= Excerpts from an interface dataset =
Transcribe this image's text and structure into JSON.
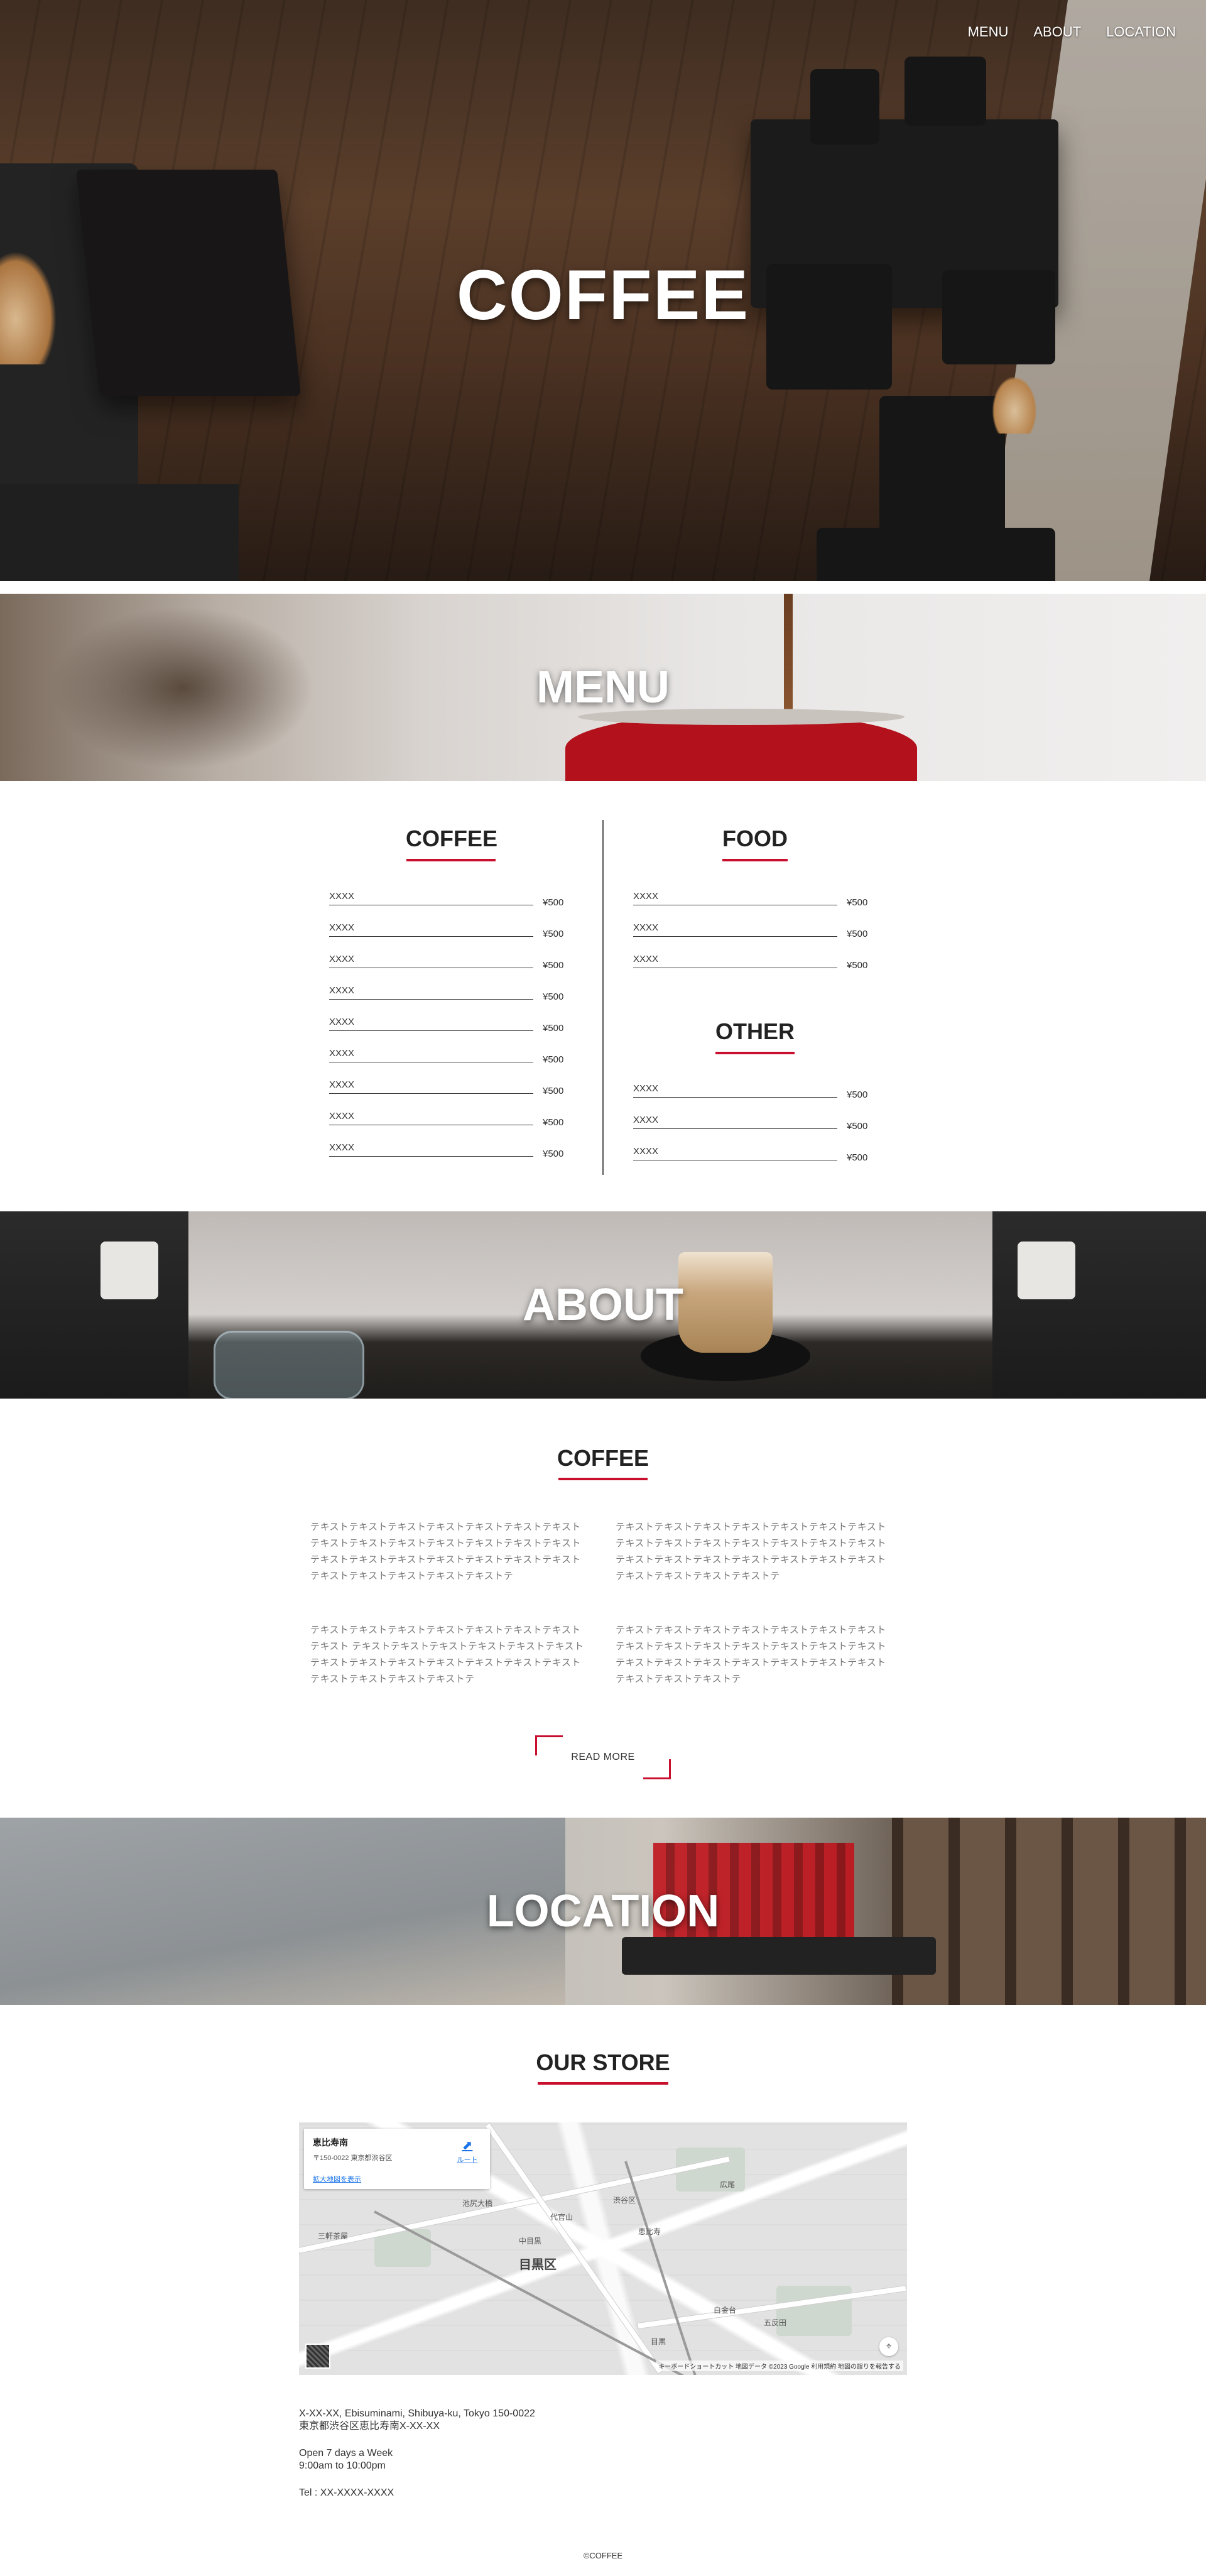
{
  "nav": {
    "items": [
      "MENU",
      "ABOUT",
      "LOCATION"
    ]
  },
  "hero": {
    "title": "COFFEE"
  },
  "banners": {
    "menu": "MENU",
    "about": "ABOUT",
    "location": "LOCATION"
  },
  "menu": {
    "coffee": {
      "title": "COFFEE",
      "items": [
        {
          "name": "XXXX",
          "price": "¥500"
        },
        {
          "name": "XXXX",
          "price": "¥500"
        },
        {
          "name": "XXXX",
          "price": "¥500"
        },
        {
          "name": "XXXX",
          "price": "¥500"
        },
        {
          "name": "XXXX",
          "price": "¥500"
        },
        {
          "name": "XXXX",
          "price": "¥500"
        },
        {
          "name": "XXXX",
          "price": "¥500"
        },
        {
          "name": "XXXX",
          "price": "¥500"
        },
        {
          "name": "XXXX",
          "price": "¥500"
        }
      ]
    },
    "food": {
      "title": "FOOD",
      "items": [
        {
          "name": "XXXX",
          "price": "¥500"
        },
        {
          "name": "XXXX",
          "price": "¥500"
        },
        {
          "name": "XXXX",
          "price": "¥500"
        }
      ]
    },
    "other": {
      "title": "OTHER",
      "items": [
        {
          "name": "XXXX",
          "price": "¥500"
        },
        {
          "name": "XXXX",
          "price": "¥500"
        },
        {
          "name": "XXXX",
          "price": "¥500"
        }
      ]
    }
  },
  "about": {
    "title": "COFFEE",
    "paragraphs": [
      "テキストテキストテキストテキストテキストテキストテキストテキストテキストテキストテキストテキストテキストテキストテキストテキストテキストテキストテキストテキストテキストテキストテキストテキストテキストテキストテ",
      "テキストテキストテキストテキストテキストテキストテキスト テキストテキストテキストテキストテキストテキストテキストテキストテキストテキストテキストテキストテキストテキストテキストテキストテキストテキストテ",
      "テキストテキストテキストテキストテキストテキストテキストテキスト テキストテキストテキストテキストテキストテキストテキストテキストテキストテキストテキストテキストテキストテキストテキストテキストテキストテ",
      "テキストテキストテキストテキストテキストテキストテキスト テキストテキストテキストテキストテキストテキストテキストテキストテキストテキストテキストテキストテキストテキストテキストテキストテキストテ"
    ],
    "read_more": "READ MORE"
  },
  "location": {
    "title": "OUR STORE",
    "map": {
      "card_title": "恵比寿南",
      "card_address": "〒150-0022 東京都渋谷区",
      "card_link": "拡大地図を表示",
      "route_label": "ルート",
      "ward_label": "目黒区",
      "places": [
        "渋谷区",
        "代官山",
        "中目黒",
        "恵比寿",
        "広尾",
        "白金台",
        "目黒",
        "五反田",
        "池尻大橋",
        "三軒茶屋"
      ],
      "footer": "キーボードショートカット  地図データ ©2023 Google  利用規約  地図の誤りを報告する"
    },
    "address_en": "X-XX-XX, Ebisuminami, Shibuya-ku, Tokyo 150-0022",
    "address_jp": "東京都渋谷区恵比寿南X-XX-XX",
    "hours_days": "Open 7 days a Week",
    "hours_time": "9:00am to 10:00pm",
    "tel": "Tel : XX-XXXX-XXXX"
  },
  "footer": {
    "copyright": "©COFFEE"
  },
  "colors": {
    "accent": "#c8102e",
    "text": "#222222",
    "muted": "#777777"
  },
  "icons": {
    "route": "route-arrow-icon",
    "locate": "crosshair-icon"
  }
}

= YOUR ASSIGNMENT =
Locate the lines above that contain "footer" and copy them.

= ANSWER SECTION =
      "footer": "キーボードショートカット  地図データ ©2023 Google  利用規約  地図の誤りを報告する"
  "footer": {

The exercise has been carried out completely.